Dataset records

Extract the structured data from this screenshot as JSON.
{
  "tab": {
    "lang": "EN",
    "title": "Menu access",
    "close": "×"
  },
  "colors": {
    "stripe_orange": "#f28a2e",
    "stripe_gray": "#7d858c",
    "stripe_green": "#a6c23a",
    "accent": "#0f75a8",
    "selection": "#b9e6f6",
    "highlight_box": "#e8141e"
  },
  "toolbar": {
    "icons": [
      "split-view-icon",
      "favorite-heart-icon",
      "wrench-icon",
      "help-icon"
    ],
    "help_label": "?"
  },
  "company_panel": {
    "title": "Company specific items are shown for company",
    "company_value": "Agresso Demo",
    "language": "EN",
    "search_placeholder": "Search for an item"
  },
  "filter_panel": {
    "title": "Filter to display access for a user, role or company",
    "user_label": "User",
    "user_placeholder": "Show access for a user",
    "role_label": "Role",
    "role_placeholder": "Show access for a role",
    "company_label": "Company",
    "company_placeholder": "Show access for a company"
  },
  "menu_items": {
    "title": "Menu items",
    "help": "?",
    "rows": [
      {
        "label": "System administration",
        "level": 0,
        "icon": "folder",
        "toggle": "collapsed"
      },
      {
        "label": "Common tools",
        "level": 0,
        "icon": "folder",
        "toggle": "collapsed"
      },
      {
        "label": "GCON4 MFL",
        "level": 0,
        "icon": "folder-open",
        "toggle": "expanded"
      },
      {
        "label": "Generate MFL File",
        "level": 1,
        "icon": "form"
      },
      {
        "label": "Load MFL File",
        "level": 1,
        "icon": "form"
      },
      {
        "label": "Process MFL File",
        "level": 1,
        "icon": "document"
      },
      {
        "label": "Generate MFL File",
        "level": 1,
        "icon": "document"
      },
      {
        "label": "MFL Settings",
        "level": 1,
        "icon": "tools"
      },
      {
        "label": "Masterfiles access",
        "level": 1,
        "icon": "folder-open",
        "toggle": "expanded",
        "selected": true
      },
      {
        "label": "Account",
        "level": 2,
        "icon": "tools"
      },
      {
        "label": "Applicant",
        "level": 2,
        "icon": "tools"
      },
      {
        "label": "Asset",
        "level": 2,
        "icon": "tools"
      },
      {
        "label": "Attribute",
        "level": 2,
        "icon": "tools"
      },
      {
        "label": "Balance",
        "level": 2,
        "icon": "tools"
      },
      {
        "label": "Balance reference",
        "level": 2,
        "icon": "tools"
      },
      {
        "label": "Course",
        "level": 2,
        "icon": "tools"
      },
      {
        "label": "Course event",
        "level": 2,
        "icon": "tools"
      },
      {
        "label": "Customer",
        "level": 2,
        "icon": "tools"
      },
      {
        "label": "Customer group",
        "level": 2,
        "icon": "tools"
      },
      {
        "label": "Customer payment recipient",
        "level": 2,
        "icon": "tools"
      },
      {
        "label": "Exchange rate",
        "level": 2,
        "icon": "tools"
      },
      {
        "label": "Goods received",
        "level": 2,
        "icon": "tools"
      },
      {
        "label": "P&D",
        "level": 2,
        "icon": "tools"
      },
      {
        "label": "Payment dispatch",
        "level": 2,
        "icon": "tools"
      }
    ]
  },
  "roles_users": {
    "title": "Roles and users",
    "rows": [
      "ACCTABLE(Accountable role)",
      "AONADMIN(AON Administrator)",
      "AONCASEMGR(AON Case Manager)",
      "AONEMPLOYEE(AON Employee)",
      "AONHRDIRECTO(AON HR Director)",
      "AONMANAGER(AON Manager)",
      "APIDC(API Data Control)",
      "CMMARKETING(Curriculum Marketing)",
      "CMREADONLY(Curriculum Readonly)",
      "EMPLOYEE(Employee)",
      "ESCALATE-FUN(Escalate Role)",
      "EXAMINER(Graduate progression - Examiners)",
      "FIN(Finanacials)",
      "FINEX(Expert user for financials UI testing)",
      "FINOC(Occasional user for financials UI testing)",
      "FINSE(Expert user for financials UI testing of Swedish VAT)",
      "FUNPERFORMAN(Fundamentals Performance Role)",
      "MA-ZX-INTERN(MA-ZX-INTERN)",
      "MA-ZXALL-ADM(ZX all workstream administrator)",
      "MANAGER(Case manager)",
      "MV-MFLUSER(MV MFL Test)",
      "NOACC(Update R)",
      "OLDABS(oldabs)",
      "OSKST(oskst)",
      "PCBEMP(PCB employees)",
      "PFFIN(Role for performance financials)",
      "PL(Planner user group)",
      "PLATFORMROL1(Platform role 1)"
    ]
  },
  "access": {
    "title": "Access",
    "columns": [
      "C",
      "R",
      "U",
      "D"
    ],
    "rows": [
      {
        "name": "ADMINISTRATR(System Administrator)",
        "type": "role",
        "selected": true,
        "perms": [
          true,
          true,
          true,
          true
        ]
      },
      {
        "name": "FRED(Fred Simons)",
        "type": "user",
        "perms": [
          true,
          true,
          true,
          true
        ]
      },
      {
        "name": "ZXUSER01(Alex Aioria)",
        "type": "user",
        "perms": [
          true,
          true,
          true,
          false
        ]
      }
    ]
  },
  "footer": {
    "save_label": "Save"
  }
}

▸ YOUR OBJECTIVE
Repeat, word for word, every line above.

▸ REPLY
Extract the structured data from this screenshot as JSON.
{
  "tab": {
    "lang": "EN",
    "title": "Menu access",
    "close": "×"
  },
  "colors": {
    "stripe_orange": "#f28a2e",
    "stripe_gray": "#7d858c",
    "stripe_green": "#a6c23a",
    "accent": "#0f75a8",
    "selection": "#b9e6f6",
    "highlight_box": "#e8141e"
  },
  "toolbar": {
    "icons": [
      "split-view-icon",
      "favorite-heart-icon",
      "wrench-icon",
      "help-icon"
    ],
    "help_label": "?"
  },
  "company_panel": {
    "title": "Company specific items are shown for company",
    "company_value": "Agresso Demo",
    "language": "EN",
    "search_placeholder": "Search for an item"
  },
  "filter_panel": {
    "title": "Filter to display access for a user, role or company",
    "user_label": "User",
    "user_placeholder": "Show access for a user",
    "role_label": "Role",
    "role_placeholder": "Show access for a role",
    "company_label": "Company",
    "company_placeholder": "Show access for a company"
  },
  "menu_items": {
    "title": "Menu items",
    "help": "?",
    "rows": [
      {
        "label": "System administration",
        "level": 0,
        "icon": "folder",
        "toggle": "collapsed"
      },
      {
        "label": "Common tools",
        "level": 0,
        "icon": "folder",
        "toggle": "collapsed"
      },
      {
        "label": "GCON4 MFL",
        "level": 0,
        "icon": "folder-open",
        "toggle": "expanded"
      },
      {
        "label": "Generate MFL File",
        "level": 1,
        "icon": "form"
      },
      {
        "label": "Load MFL File",
        "level": 1,
        "icon": "form"
      },
      {
        "label": "Process MFL File",
        "level": 1,
        "icon": "document"
      },
      {
        "label": "Generate MFL File",
        "level": 1,
        "icon": "document"
      },
      {
        "label": "MFL Settings",
        "level": 1,
        "icon": "tools"
      },
      {
        "label": "Masterfiles access",
        "level": 1,
        "icon": "folder-open",
        "toggle": "expanded",
        "selected": true
      },
      {
        "label": "Account",
        "level": 2,
        "icon": "tools"
      },
      {
        "label": "Applicant",
        "level": 2,
        "icon": "tools"
      },
      {
        "label": "Asset",
        "level": 2,
        "icon": "tools"
      },
      {
        "label": "Attribute",
        "level": 2,
        "icon": "tools"
      },
      {
        "label": "Balance",
        "level": 2,
        "icon": "tools"
      },
      {
        "label": "Balance reference",
        "level": 2,
        "icon": "tools"
      },
      {
        "label": "Course",
        "level": 2,
        "icon": "tools"
      },
      {
        "label": "Course event",
        "level": 2,
        "icon": "tools"
      },
      {
        "label": "Customer",
        "level": 2,
        "icon": "tools"
      },
      {
        "label": "Customer group",
        "level": 2,
        "icon": "tools"
      },
      {
        "label": "Customer payment recipient",
        "level": 2,
        "icon": "tools"
      },
      {
        "label": "Exchange rate",
        "level": 2,
        "icon": "tools"
      },
      {
        "label": "Goods received",
        "level": 2,
        "icon": "tools"
      },
      {
        "label": "P&D",
        "level": 2,
        "icon": "tools"
      },
      {
        "label": "Payment dispatch",
        "level": 2,
        "icon": "tools"
      }
    ]
  },
  "roles_users": {
    "title": "Roles and users",
    "rows": [
      "ACCTABLE(Accountable role)",
      "AONADMIN(AON Administrator)",
      "AONCASEMGR(AON Case Manager)",
      "AONEMPLOYEE(AON Employee)",
      "AONHRDIRECTO(AON HR Director)",
      "AONMANAGER(AON Manager)",
      "APIDC(API Data Control)",
      "CMMARKETING(Curriculum Marketing)",
      "CMREADONLY(Curriculum Readonly)",
      "EMPLOYEE(Employee)",
      "ESCALATE-FUN(Escalate Role)",
      "EXAMINER(Graduate progression - Examiners)",
      "FIN(Finanacials)",
      "FINEX(Expert user for financials UI testing)",
      "FINOC(Occasional user for financials UI testing)",
      "FINSE(Expert user for financials UI testing of Swedish VAT)",
      "FUNPERFORMAN(Fundamentals Performance Role)",
      "MA-ZX-INTERN(MA-ZX-INTERN)",
      "MA-ZXALL-ADM(ZX all workstream administrator)",
      "MANAGER(Case manager)",
      "MV-MFLUSER(MV MFL Test)",
      "NOACC(Update R)",
      "OLDABS(oldabs)",
      "OSKST(oskst)",
      "PCBEMP(PCB employees)",
      "PFFIN(Role for performance financials)",
      "PL(Planner user group)",
      "PLATFORMROL1(Platform role 1)"
    ]
  },
  "access": {
    "title": "Access",
    "columns": [
      "C",
      "R",
      "U",
      "D"
    ],
    "rows": [
      {
        "name": "ADMINISTRATR(System Administrator)",
        "type": "role",
        "selected": true,
        "perms": [
          true,
          true,
          true,
          true
        ]
      },
      {
        "name": "FRED(Fred Simons)",
        "type": "user",
        "perms": [
          true,
          true,
          true,
          true
        ]
      },
      {
        "name": "ZXUSER01(Alex Aioria)",
        "type": "user",
        "perms": [
          true,
          true,
          true,
          false
        ]
      }
    ]
  },
  "footer": {
    "save_label": "Save"
  }
}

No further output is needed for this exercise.